The Porto Court of Appeal applied this Constitutional Court jurisprudence in order to decide that in cases like this one, the principle of the dignity of the human person cannot be seen unilaterally, inasmuch as failure to fulfil the right to maintenance payments directly affects the recipient’s living conditions, but respecting it can endanger the payer’s right to life itself, or at least his/her right to a dignified life.
On the other hand, it is also true that where the parent who is in breach of the obligation to pay child maintenance is concerned, what is at stake is not just fulfilling a debt, but also a duty which in constitutional terms is an autonomous fundamental duty.
The Court took the view that when the issue is how to make the principle of the personal dignity of the parent compatible with the coactive fulfilment of the child’s right, the latter’s position as the creditor in relation to a maintenance payment should not in fact be seen through the prism of the constitutional guarantee of the right to property, as applicable to credit rights.
Until their children’s basic needs have been satisfied, parents should not retain more income for themselves than that needed to provide for their own subsistence needs.
The problem in the present case involved determining the level below which the Constitution precludes deductions from an invalid’s social pension received by the person under the obligation to pay child maintenance.
In its jurisprudence the Constitutional Court recognises the existence of a guarantee of the right to a minimally decent level of subsistence.
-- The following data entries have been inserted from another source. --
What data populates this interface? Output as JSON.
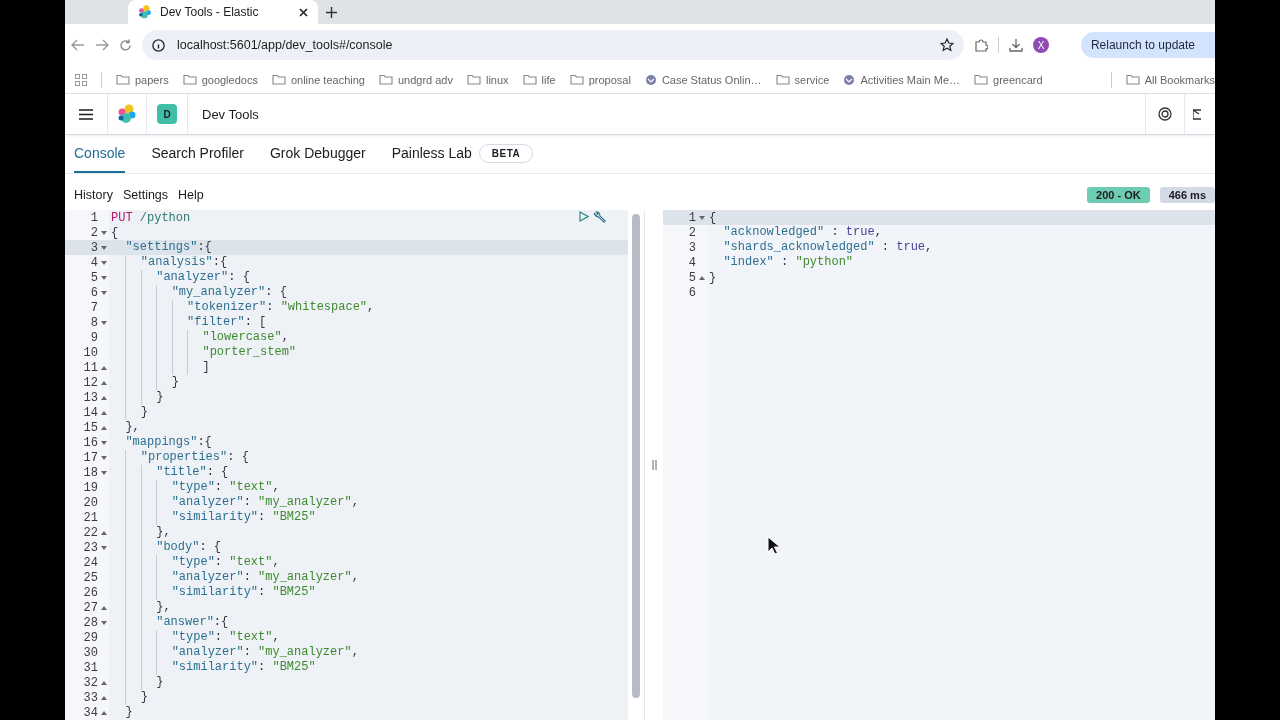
{
  "browser": {
    "tab": {
      "title": "Dev Tools - Elastic"
    },
    "url": "localhost:5601/app/dev_tools#/console",
    "avatar_letter": "X",
    "relaunch_label": "Relaunch to update",
    "bookmarks": [
      {
        "label": "papers",
        "kind": "folder"
      },
      {
        "label": "googledocs",
        "kind": "folder"
      },
      {
        "label": "online teaching",
        "kind": "folder"
      },
      {
        "label": "undgrd adv",
        "kind": "folder"
      },
      {
        "label": "linux",
        "kind": "folder"
      },
      {
        "label": "life",
        "kind": "folder"
      },
      {
        "label": "proposal",
        "kind": "folder"
      },
      {
        "label": "Case Status Onlin…",
        "kind": "site"
      },
      {
        "label": "service",
        "kind": "folder"
      },
      {
        "label": "Activities Main Me…",
        "kind": "site"
      },
      {
        "label": "greencard",
        "kind": "folder"
      }
    ],
    "all_bookmarks_label": "All Bookmarks"
  },
  "header": {
    "space_letter": "D",
    "title": "Dev Tools"
  },
  "tabs": [
    {
      "label": "Console",
      "selected": true
    },
    {
      "label": "Search Profiler",
      "selected": false
    },
    {
      "label": "Grok Debugger",
      "selected": false
    },
    {
      "label": "Painless Lab",
      "selected": false,
      "badge": "BETA"
    }
  ],
  "toolbar": [
    "History",
    "Settings",
    "Help"
  ],
  "status": {
    "code": "200 - OK",
    "time": "466 ms"
  },
  "request_editor": {
    "lines": [
      {
        "number": "1",
        "fold_open": false,
        "fold_close": false,
        "active": false,
        "tokens": [
          {
            "kind": "method",
            "text": "PUT"
          },
          {
            "kind": "path",
            "text": " /python"
          }
        ]
      },
      {
        "number": "2",
        "fold_open": true,
        "fold_close": false,
        "active": false,
        "tokens": [
          {
            "kind": "punct",
            "text": "{"
          }
        ]
      },
      {
        "number": "3",
        "fold_open": true,
        "fold_close": false,
        "active": true,
        "tokens": [
          {
            "kind": "key",
            "text": "  \"settings\""
          },
          {
            "kind": "punct",
            "text": ":{"
          }
        ]
      },
      {
        "number": "4",
        "fold_open": true,
        "fold_close": false,
        "active": false,
        "tokens": [
          {
            "kind": "key",
            "text": "    \"analysis\""
          },
          {
            "kind": "punct",
            "text": ":{"
          }
        ]
      },
      {
        "number": "5",
        "fold_open": true,
        "fold_close": false,
        "active": false,
        "tokens": [
          {
            "kind": "key",
            "text": "      \"analyzer\""
          },
          {
            "kind": "punct",
            "text": ": {"
          }
        ]
      },
      {
        "number": "6",
        "fold_open": true,
        "fold_close": false,
        "active": false,
        "tokens": [
          {
            "kind": "key",
            "text": "        \"my_analyzer\""
          },
          {
            "kind": "punct",
            "text": ": {"
          }
        ]
      },
      {
        "number": "7",
        "fold_open": false,
        "fold_close": false,
        "active": false,
        "tokens": [
          {
            "kind": "key",
            "text": "          \"tokenizer\""
          },
          {
            "kind": "punct",
            "text": ": "
          },
          {
            "kind": "string",
            "text": "\"whitespace\""
          },
          {
            "kind": "punct",
            "text": ","
          }
        ]
      },
      {
        "number": "8",
        "fold_open": true,
        "fold_close": false,
        "active": false,
        "tokens": [
          {
            "kind": "key",
            "text": "          \"filter\""
          },
          {
            "kind": "punct",
            "text": ": ["
          }
        ]
      },
      {
        "number": "9",
        "fold_open": false,
        "fold_close": false,
        "active": false,
        "tokens": [
          {
            "kind": "string",
            "text": "            \"lowercase\""
          },
          {
            "kind": "punct",
            "text": ","
          }
        ]
      },
      {
        "number": "10",
        "fold_open": false,
        "fold_close": false,
        "active": false,
        "tokens": [
          {
            "kind": "string",
            "text": "            \"porter_stem\""
          }
        ]
      },
      {
        "number": "11",
        "fold_open": false,
        "fold_close": true,
        "active": false,
        "tokens": [
          {
            "kind": "punct",
            "text": "            ]"
          }
        ]
      },
      {
        "number": "12",
        "fold_open": false,
        "fold_close": true,
        "active": false,
        "tokens": [
          {
            "kind": "punct",
            "text": "        }"
          }
        ]
      },
      {
        "number": "13",
        "fold_open": false,
        "fold_close": true,
        "active": false,
        "tokens": [
          {
            "kind": "punct",
            "text": "      }"
          }
        ]
      },
      {
        "number": "14",
        "fold_open": false,
        "fold_close": true,
        "active": false,
        "tokens": [
          {
            "kind": "punct",
            "text": "    }"
          }
        ]
      },
      {
        "number": "15",
        "fold_open": false,
        "fold_close": true,
        "active": false,
        "tokens": [
          {
            "kind": "punct",
            "text": "  },"
          }
        ]
      },
      {
        "number": "16",
        "fold_open": true,
        "fold_close": false,
        "active": false,
        "tokens": [
          {
            "kind": "key",
            "text": "  \"mappings\""
          },
          {
            "kind": "punct",
            "text": ":{"
          }
        ]
      },
      {
        "number": "17",
        "fold_open": true,
        "fold_close": false,
        "active": false,
        "tokens": [
          {
            "kind": "key",
            "text": "    \"properties\""
          },
          {
            "kind": "punct",
            "text": ": {"
          }
        ]
      },
      {
        "number": "18",
        "fold_open": true,
        "fold_close": false,
        "active": false,
        "tokens": [
          {
            "kind": "key",
            "text": "      \"title\""
          },
          {
            "kind": "punct",
            "text": ": {"
          }
        ]
      },
      {
        "number": "19",
        "fold_open": false,
        "fold_close": false,
        "active": false,
        "tokens": [
          {
            "kind": "key",
            "text": "        \"type\""
          },
          {
            "kind": "punct",
            "text": ": "
          },
          {
            "kind": "string",
            "text": "\"text\""
          },
          {
            "kind": "punct",
            "text": ","
          }
        ]
      },
      {
        "number": "20",
        "fold_open": false,
        "fold_close": false,
        "active": false,
        "tokens": [
          {
            "kind": "key",
            "text": "        \"analyzer\""
          },
          {
            "kind": "punct",
            "text": ": "
          },
          {
            "kind": "string",
            "text": "\"my_analyzer\""
          },
          {
            "kind": "punct",
            "text": ","
          }
        ]
      },
      {
        "number": "21",
        "fold_open": false,
        "fold_close": false,
        "active": false,
        "tokens": [
          {
            "kind": "key",
            "text": "        \"similarity\""
          },
          {
            "kind": "punct",
            "text": ": "
          },
          {
            "kind": "string",
            "text": "\"BM25\""
          }
        ]
      },
      {
        "number": "22",
        "fold_open": false,
        "fold_close": true,
        "active": false,
        "tokens": [
          {
            "kind": "punct",
            "text": "      },"
          }
        ]
      },
      {
        "number": "23",
        "fold_open": true,
        "fold_close": false,
        "active": false,
        "tokens": [
          {
            "kind": "key",
            "text": "      \"body\""
          },
          {
            "kind": "punct",
            "text": ": {"
          }
        ]
      },
      {
        "number": "24",
        "fold_open": false,
        "fold_close": false,
        "active": false,
        "tokens": [
          {
            "kind": "key",
            "text": "        \"type\""
          },
          {
            "kind": "punct",
            "text": ": "
          },
          {
            "kind": "string",
            "text": "\"text\""
          },
          {
            "kind": "punct",
            "text": ","
          }
        ]
      },
      {
        "number": "25",
        "fold_open": false,
        "fold_close": false,
        "active": false,
        "tokens": [
          {
            "kind": "key",
            "text": "        \"analyzer\""
          },
          {
            "kind": "punct",
            "text": ": "
          },
          {
            "kind": "string",
            "text": "\"my_analyzer\""
          },
          {
            "kind": "punct",
            "text": ","
          }
        ]
      },
      {
        "number": "26",
        "fold_open": false,
        "fold_close": false,
        "active": false,
        "tokens": [
          {
            "kind": "key",
            "text": "        \"similarity\""
          },
          {
            "kind": "punct",
            "text": ": "
          },
          {
            "kind": "string",
            "text": "\"BM25\""
          }
        ]
      },
      {
        "number": "27",
        "fold_open": false,
        "fold_close": true,
        "active": false,
        "tokens": [
          {
            "kind": "punct",
            "text": "      },"
          }
        ]
      },
      {
        "number": "28",
        "fold_open": true,
        "fold_close": false,
        "active": false,
        "tokens": [
          {
            "kind": "key",
            "text": "      \"answer\""
          },
          {
            "kind": "punct",
            "text": ":{"
          }
        ]
      },
      {
        "number": "29",
        "fold_open": false,
        "fold_close": false,
        "active": false,
        "tokens": [
          {
            "kind": "key",
            "text": "        \"type\""
          },
          {
            "kind": "punct",
            "text": ": "
          },
          {
            "kind": "string",
            "text": "\"text\""
          },
          {
            "kind": "punct",
            "text": ","
          }
        ]
      },
      {
        "number": "30",
        "fold_open": false,
        "fold_close": false,
        "active": false,
        "tokens": [
          {
            "kind": "key",
            "text": "        \"analyzer\""
          },
          {
            "kind": "punct",
            "text": ": "
          },
          {
            "kind": "string",
            "text": "\"my_analyzer\""
          },
          {
            "kind": "punct",
            "text": ","
          }
        ]
      },
      {
        "number": "31",
        "fold_open": false,
        "fold_close": false,
        "active": false,
        "tokens": [
          {
            "kind": "key",
            "text": "        \"similarity\""
          },
          {
            "kind": "punct",
            "text": ": "
          },
          {
            "kind": "string",
            "text": "\"BM25\""
          }
        ]
      },
      {
        "number": "32",
        "fold_open": false,
        "fold_close": true,
        "active": false,
        "tokens": [
          {
            "kind": "punct",
            "text": "      }"
          }
        ]
      },
      {
        "number": "33",
        "fold_open": false,
        "fold_close": true,
        "active": false,
        "tokens": [
          {
            "kind": "punct",
            "text": "    }"
          }
        ]
      },
      {
        "number": "34",
        "fold_open": false,
        "fold_close": true,
        "active": false,
        "tokens": [
          {
            "kind": "punct",
            "text": "  }"
          }
        ]
      }
    ]
  },
  "response_editor": {
    "lines": [
      {
        "number": "1",
        "fold_open": true,
        "fold_close": false,
        "active": true,
        "tokens": [
          {
            "kind": "punct",
            "text": "{"
          }
        ]
      },
      {
        "number": "2",
        "fold_open": false,
        "fold_close": false,
        "active": false,
        "tokens": [
          {
            "kind": "key",
            "text": "  \"acknowledged\""
          },
          {
            "kind": "punct",
            "text": " : "
          },
          {
            "kind": "bool",
            "text": "true"
          },
          {
            "kind": "punct",
            "text": ","
          }
        ]
      },
      {
        "number": "3",
        "fold_open": false,
        "fold_close": false,
        "active": false,
        "tokens": [
          {
            "kind": "key",
            "text": "  \"shards_acknowledged\""
          },
          {
            "kind": "punct",
            "text": " : "
          },
          {
            "kind": "bool",
            "text": "true"
          },
          {
            "kind": "punct",
            "text": ","
          }
        ]
      },
      {
        "number": "4",
        "fold_open": false,
        "fold_close": false,
        "active": false,
        "tokens": [
          {
            "kind": "key",
            "text": "  \"index\""
          },
          {
            "kind": "punct",
            "text": " : "
          },
          {
            "kind": "string",
            "text": "\"python\""
          }
        ]
      },
      {
        "number": "5",
        "fold_open": false,
        "fold_close": true,
        "active": false,
        "tokens": [
          {
            "kind": "punct",
            "text": "}"
          }
        ]
      },
      {
        "number": "6",
        "fold_open": false,
        "fold_close": false,
        "active": false
      }
    ]
  }
}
At stake in the present case was the negative dimension of this guarantee of a minimally decent standard of living – i.e. recognition of a right not to be deprived of that which is essential in order to preserve an income which is itself indispensable to that minimally decent standard of living.
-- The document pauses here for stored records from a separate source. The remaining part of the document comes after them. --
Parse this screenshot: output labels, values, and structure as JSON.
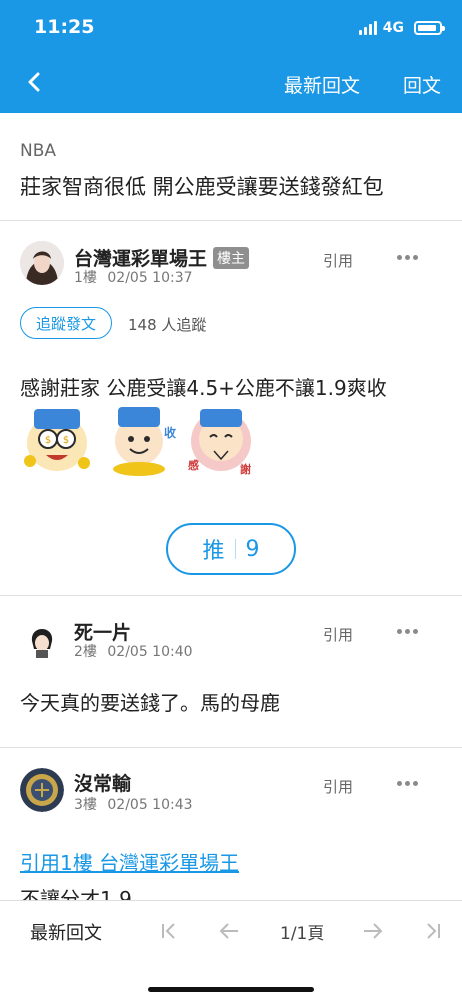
{
  "status": {
    "time": "11:25",
    "network": "4G"
  },
  "nav": {
    "latest_label": "最新回文",
    "reply_label": "回文"
  },
  "thread": {
    "board": "NBA",
    "title": "莊家智商很低 開公鹿受讓要送錢發紅包"
  },
  "posts": [
    {
      "username": "台灣運彩單場王",
      "badge": "樓主",
      "floor": "1樓",
      "time": "02/05 10:37",
      "quote_label": "引用",
      "follow_label": "追蹤發文",
      "followers": "148 人追蹤",
      "content": "感謝莊家 公鹿受讓4.5+公鹿不讓1.9爽收",
      "stickers": [
        "sticker-money-eyes",
        "sticker-collect",
        "sticker-thanks"
      ],
      "push_label": "推",
      "push_count": "9"
    },
    {
      "username": "死一片",
      "floor": "2樓",
      "time": "02/05 10:40",
      "quote_label": "引用",
      "content": "今天真的要送錢了。馬的母鹿"
    },
    {
      "username": "沒常輸",
      "floor": "3樓",
      "time": "02/05 10:43",
      "quote_label": "引用",
      "quote_link": "引用1樓 台灣運彩單場王",
      "content_partial": "不讓分才1.9"
    }
  ],
  "bottom": {
    "latest_label": "最新回文",
    "page": "1/1頁"
  },
  "colors": {
    "accent": "#1a98e5",
    "badge": "#8f8f8f"
  }
}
When considering the pressing nature of the maintained child’s need, one must take into account the fact that if it is impossible for payments to be made coactively, the public authorities will make payments instead – payments rooted in the state’s task of protecting childhood. In concrete terms, in such cases it falls to the Fund for Guaranteeing the Maintenance Due to Minors (FGADM) to make payments instead of a parent from whom it has not been possible to secure payments by the means provided for in the Law governing the Organisation of the Custody, Protection and Re-education of Minors (albeit the exact amounts in question may not be identical).
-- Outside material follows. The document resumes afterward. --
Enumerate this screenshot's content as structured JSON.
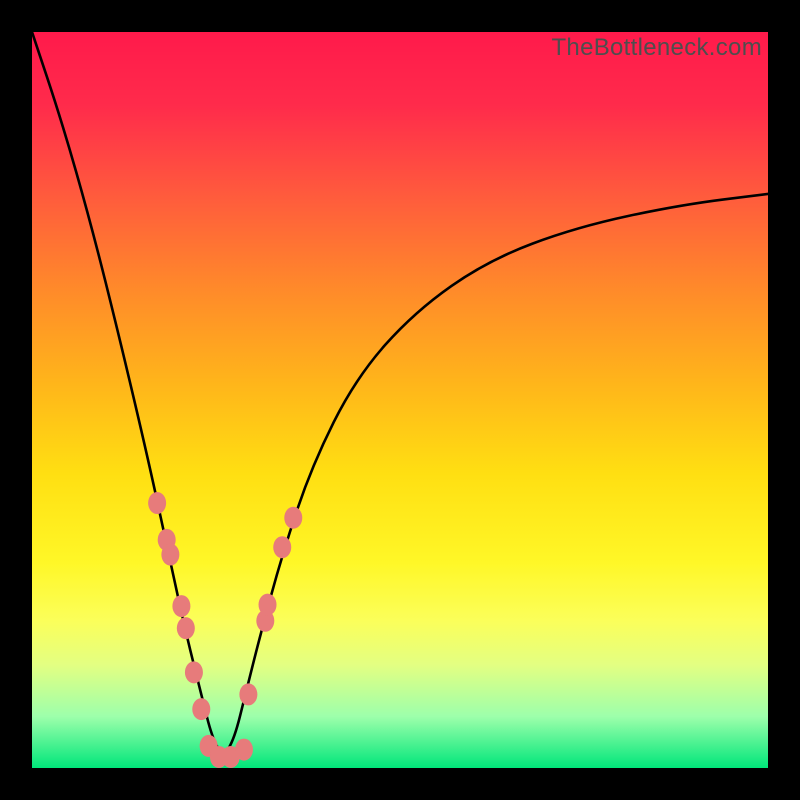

In its decision the Porto Court of Appeal found that the then appellant would have been left with an income that was clearly less than the Social Insertion Income, which the social solidarity subsystem considers to be the minimum of minima compatible with the dignity of the human person.
The Constitutional Court took the view that the Court of Appeal had properly weighed up the conflicting fundamental rights of the then appellant and his minor child in its decision. The extent to which the minor child’s fundamental right to a decent standard of living was affected was not disproportionate, in that neither was it permissible for his subsistence to be legally secured at the cost of his father’s subsistence, nor did the decision deprive the child of alternative mechanisms which would in principle provide for that subsistence, given that a minor child’s fundamental right to a decent standard of living can be provided for via the FGADM mechanism.
In the light of all the above, the Constitutional Court held the normative interpretation before it unconstitutional.
Rulings nos. 177/02 (23-04-2002); 509/02 (19-12-2002); 96/04 (11-02-2004); 306/05 (08-06-2005); and 312/07 (16-05-2007).